[Provided records — start]

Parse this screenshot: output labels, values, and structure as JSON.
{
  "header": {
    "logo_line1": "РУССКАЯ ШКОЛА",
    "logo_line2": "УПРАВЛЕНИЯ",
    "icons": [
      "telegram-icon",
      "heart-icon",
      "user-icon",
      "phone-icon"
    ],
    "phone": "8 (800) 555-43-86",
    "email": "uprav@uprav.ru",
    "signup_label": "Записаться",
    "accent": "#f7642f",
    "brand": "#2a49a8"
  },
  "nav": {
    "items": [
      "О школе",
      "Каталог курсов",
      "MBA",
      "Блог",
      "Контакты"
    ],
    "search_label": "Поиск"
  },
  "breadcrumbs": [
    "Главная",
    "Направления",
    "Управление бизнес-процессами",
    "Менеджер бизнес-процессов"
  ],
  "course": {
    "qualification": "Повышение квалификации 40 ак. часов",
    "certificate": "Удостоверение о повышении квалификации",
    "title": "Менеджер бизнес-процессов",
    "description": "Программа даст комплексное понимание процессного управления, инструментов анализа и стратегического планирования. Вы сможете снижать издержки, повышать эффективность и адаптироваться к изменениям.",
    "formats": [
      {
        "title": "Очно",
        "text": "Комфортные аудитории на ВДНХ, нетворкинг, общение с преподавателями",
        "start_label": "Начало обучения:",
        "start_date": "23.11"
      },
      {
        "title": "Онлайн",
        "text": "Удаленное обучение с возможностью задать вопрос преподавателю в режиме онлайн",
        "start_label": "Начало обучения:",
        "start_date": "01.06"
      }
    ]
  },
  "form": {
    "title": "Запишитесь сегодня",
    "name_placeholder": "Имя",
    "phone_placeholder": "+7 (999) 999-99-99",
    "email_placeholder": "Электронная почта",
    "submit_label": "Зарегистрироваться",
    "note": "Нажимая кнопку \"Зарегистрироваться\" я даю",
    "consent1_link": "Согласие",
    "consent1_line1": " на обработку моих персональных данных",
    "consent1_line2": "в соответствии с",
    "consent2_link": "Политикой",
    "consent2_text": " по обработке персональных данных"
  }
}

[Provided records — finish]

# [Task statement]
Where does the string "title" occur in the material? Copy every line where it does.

# [Finished task]
    "title": "Менеджер бизнес-процессов",
        "title": "Очно",
        "title": "Онлайн",
    "title": "Запишитесь сегодня",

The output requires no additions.